● Task
Look through the data below. Pick out the lines holding the string "name".

Available data START

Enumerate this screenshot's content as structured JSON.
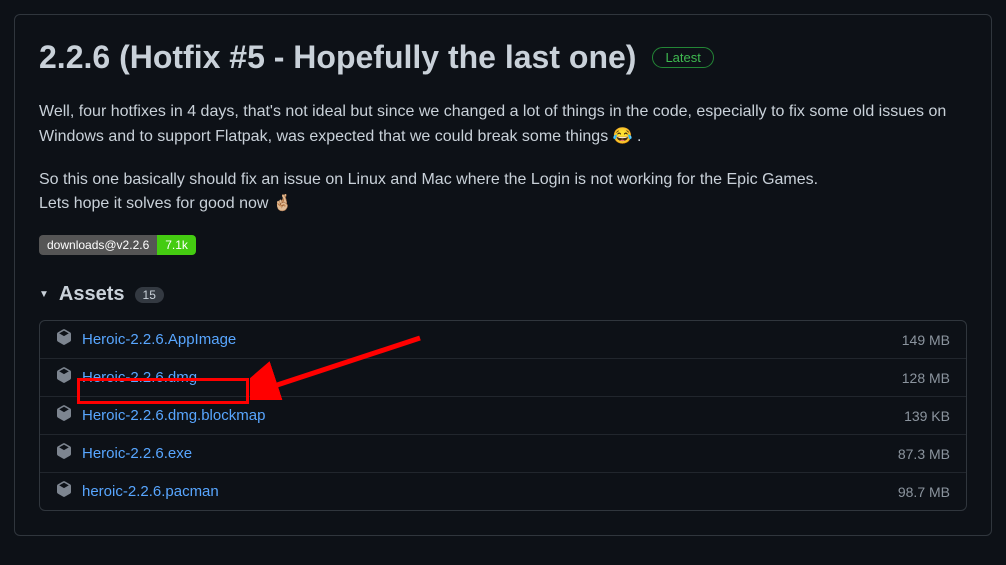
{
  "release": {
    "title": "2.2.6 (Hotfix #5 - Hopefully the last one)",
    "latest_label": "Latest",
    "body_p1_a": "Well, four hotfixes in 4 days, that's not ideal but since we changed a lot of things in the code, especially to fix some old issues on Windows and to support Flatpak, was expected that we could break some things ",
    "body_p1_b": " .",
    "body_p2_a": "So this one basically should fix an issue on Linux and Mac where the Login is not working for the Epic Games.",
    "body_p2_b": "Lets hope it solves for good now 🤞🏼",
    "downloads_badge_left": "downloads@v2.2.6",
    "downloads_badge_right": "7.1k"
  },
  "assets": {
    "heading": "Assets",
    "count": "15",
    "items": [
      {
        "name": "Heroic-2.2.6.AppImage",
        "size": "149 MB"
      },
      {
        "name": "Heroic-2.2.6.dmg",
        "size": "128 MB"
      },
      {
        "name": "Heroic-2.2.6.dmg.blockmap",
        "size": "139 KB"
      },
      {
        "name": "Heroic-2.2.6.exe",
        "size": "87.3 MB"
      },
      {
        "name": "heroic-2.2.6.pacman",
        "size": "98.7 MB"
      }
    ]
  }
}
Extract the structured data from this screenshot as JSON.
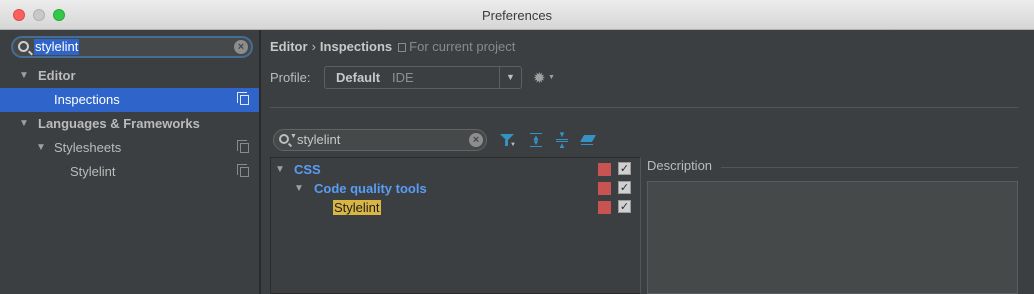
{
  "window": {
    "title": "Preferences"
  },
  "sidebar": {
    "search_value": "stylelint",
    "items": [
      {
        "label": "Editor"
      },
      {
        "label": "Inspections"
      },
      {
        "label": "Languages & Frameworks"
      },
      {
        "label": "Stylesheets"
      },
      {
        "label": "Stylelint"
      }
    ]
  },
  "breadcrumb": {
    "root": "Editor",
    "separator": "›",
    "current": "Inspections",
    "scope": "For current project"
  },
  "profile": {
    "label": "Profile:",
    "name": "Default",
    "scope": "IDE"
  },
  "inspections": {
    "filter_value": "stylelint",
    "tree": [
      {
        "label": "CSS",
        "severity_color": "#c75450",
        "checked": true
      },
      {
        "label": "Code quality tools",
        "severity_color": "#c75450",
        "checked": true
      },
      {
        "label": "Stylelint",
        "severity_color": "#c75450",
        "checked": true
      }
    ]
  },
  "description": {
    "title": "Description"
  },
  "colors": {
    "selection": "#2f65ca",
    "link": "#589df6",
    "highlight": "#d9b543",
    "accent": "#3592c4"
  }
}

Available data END

● Completed task
        "name": "Heroic-2.2.6.AppImage",
        "name": "Heroic-2.2.6.dmg",
        "name": "Heroic-2.2.6.dmg.blockmap",
        "name": "Heroic-2.2.6.exe",
        "name": "heroic-2.2.6.pacman",
    "name": "Default",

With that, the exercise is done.